Records to use Start Marker
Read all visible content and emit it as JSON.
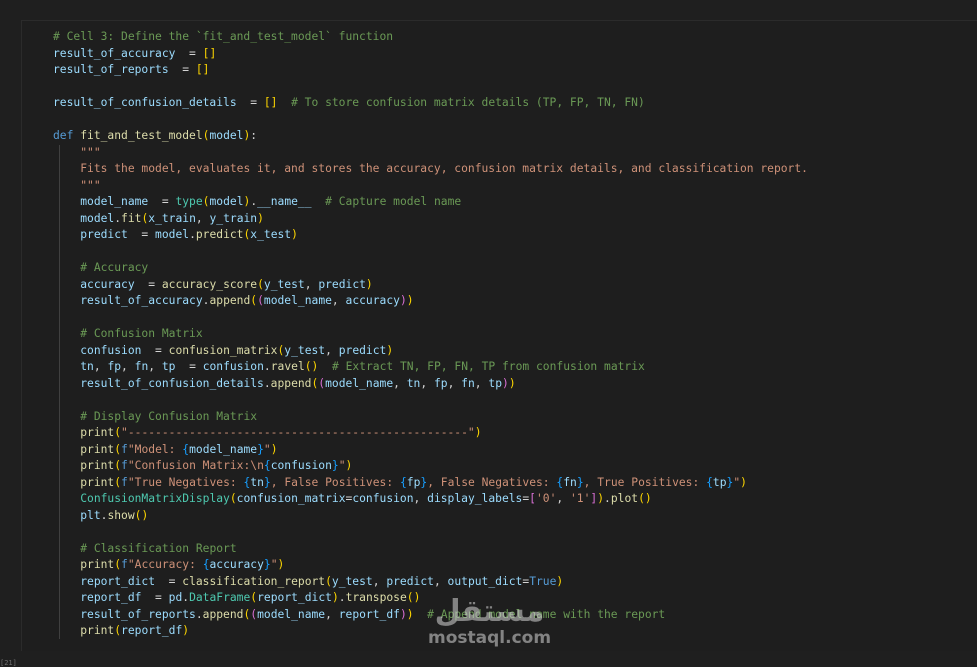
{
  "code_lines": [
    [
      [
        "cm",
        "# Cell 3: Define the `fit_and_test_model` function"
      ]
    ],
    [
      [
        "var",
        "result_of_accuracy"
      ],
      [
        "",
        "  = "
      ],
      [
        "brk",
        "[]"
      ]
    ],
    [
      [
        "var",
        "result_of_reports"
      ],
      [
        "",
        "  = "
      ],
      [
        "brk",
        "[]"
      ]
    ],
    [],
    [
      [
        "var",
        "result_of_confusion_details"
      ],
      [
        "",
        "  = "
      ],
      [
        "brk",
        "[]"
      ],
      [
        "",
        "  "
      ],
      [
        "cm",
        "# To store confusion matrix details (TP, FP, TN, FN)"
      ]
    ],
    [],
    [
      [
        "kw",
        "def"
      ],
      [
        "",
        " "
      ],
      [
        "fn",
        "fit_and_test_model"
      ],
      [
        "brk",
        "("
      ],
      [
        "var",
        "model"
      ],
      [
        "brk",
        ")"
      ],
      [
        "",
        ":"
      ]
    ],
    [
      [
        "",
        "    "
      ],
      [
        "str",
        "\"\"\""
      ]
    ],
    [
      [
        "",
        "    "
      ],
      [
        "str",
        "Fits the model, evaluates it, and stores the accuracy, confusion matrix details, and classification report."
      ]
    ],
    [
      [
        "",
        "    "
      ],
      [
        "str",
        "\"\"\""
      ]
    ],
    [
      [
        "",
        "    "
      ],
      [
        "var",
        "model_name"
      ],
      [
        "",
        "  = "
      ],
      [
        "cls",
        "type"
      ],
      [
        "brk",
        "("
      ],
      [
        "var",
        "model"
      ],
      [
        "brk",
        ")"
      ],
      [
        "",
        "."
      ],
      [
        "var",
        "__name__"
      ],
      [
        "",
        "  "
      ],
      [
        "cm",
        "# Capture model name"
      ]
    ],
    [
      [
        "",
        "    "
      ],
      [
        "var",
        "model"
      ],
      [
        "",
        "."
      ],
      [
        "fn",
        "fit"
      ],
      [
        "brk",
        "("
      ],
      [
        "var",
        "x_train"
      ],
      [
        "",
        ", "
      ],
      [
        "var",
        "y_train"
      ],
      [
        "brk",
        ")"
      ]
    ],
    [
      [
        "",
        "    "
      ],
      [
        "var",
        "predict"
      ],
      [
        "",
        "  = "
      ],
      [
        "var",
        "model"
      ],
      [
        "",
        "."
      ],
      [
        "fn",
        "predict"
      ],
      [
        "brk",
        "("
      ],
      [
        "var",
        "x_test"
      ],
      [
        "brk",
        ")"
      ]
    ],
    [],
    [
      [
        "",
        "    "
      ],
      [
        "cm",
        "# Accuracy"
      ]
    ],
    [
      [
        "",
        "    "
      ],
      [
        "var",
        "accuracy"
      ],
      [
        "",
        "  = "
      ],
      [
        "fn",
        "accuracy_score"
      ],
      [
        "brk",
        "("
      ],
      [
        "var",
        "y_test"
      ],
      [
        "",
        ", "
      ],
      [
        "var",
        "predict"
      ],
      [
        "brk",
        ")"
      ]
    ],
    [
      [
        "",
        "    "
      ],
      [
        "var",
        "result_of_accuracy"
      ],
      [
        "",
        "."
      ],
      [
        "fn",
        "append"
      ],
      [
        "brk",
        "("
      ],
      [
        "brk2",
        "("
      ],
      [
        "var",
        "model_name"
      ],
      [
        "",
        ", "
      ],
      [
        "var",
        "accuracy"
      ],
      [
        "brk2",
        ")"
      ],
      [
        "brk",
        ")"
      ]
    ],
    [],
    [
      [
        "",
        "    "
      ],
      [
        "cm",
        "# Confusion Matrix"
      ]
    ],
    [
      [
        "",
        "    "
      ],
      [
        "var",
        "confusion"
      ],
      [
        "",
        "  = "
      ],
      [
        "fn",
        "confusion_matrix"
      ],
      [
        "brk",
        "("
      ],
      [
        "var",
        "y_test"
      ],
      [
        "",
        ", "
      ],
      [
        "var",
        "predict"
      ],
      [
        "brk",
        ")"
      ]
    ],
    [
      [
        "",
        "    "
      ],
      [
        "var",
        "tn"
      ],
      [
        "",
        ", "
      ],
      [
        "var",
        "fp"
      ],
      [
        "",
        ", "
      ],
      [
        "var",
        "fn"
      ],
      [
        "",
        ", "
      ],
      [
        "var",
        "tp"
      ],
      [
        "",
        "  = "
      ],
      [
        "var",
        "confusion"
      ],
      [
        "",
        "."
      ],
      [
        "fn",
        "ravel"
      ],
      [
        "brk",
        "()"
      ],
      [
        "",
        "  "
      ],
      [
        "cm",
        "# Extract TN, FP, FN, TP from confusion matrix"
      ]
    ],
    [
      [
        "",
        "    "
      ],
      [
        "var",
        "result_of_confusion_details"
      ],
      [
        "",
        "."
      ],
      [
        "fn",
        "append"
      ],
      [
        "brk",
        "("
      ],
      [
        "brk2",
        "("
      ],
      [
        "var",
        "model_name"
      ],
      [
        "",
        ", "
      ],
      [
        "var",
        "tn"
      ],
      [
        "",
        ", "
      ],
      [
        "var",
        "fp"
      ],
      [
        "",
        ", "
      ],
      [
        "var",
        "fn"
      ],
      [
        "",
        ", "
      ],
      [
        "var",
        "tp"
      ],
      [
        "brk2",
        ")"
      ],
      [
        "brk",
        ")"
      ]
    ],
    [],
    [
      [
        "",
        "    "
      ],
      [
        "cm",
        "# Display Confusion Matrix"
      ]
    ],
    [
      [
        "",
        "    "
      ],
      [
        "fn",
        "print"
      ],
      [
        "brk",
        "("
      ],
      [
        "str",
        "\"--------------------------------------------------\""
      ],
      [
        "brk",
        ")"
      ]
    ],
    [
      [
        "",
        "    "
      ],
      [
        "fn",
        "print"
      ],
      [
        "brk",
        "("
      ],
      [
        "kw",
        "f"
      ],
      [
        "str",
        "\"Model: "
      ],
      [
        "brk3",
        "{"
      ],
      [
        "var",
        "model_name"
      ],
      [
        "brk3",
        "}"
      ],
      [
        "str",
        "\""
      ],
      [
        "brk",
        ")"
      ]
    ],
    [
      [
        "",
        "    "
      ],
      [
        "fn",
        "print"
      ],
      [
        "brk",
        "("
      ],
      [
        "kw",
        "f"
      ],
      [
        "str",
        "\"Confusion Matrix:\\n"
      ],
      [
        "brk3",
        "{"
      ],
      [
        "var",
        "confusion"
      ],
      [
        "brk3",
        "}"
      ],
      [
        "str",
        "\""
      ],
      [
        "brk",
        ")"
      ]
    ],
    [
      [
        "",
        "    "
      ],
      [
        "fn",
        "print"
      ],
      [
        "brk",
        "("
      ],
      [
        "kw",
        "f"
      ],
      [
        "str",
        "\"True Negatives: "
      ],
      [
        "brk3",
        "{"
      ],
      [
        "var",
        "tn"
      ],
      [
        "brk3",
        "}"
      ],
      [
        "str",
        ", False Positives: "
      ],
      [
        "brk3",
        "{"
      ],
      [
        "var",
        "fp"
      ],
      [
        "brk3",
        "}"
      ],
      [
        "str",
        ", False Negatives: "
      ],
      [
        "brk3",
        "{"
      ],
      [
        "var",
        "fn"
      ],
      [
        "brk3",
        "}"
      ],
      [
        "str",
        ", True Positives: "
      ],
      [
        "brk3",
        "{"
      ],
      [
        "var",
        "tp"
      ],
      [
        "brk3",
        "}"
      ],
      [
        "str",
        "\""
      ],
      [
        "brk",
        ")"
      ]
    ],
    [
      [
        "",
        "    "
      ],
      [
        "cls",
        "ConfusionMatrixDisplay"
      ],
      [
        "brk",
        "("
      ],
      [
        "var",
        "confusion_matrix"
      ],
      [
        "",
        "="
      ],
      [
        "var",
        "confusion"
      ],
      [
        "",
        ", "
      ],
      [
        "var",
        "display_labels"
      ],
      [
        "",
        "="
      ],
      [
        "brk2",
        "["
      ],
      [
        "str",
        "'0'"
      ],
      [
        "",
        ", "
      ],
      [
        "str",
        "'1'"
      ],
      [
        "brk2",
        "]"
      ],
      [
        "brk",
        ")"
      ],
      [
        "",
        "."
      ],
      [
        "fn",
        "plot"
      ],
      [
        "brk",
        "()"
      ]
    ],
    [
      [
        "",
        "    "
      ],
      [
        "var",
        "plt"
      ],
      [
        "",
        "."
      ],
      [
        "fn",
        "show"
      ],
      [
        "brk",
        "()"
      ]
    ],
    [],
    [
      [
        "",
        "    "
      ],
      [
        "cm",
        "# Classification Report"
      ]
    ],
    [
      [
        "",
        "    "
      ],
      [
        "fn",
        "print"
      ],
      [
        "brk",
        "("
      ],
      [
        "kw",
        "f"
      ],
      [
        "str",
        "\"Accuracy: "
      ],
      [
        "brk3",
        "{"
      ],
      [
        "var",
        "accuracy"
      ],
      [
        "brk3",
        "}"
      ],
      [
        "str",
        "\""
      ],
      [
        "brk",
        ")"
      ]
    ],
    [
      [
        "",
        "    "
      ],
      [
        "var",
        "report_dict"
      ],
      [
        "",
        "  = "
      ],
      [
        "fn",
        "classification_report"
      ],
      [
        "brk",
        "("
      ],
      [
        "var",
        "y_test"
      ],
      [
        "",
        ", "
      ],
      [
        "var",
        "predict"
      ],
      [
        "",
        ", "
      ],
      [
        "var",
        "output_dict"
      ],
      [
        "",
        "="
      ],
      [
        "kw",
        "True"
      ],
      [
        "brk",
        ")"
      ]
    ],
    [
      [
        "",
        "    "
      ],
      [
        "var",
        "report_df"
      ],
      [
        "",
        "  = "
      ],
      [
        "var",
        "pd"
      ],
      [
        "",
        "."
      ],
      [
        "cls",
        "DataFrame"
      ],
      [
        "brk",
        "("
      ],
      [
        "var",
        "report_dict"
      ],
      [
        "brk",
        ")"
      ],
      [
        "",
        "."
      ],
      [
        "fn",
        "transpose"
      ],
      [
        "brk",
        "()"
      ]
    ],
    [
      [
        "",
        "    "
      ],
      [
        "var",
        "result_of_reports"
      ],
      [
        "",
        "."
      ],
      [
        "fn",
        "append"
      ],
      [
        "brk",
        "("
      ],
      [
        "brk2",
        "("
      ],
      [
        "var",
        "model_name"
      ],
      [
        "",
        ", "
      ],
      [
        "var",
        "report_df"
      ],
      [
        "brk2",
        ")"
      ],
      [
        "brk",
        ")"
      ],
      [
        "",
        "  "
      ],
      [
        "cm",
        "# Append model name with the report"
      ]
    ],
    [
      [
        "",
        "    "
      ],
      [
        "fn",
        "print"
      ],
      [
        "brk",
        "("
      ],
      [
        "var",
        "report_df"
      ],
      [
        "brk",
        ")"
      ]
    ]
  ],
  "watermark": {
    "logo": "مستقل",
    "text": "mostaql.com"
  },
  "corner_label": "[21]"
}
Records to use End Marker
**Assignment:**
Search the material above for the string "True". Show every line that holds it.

**Response for this exercise:**
        "\"True Negatives: "
        ", True Positives: "
        "True"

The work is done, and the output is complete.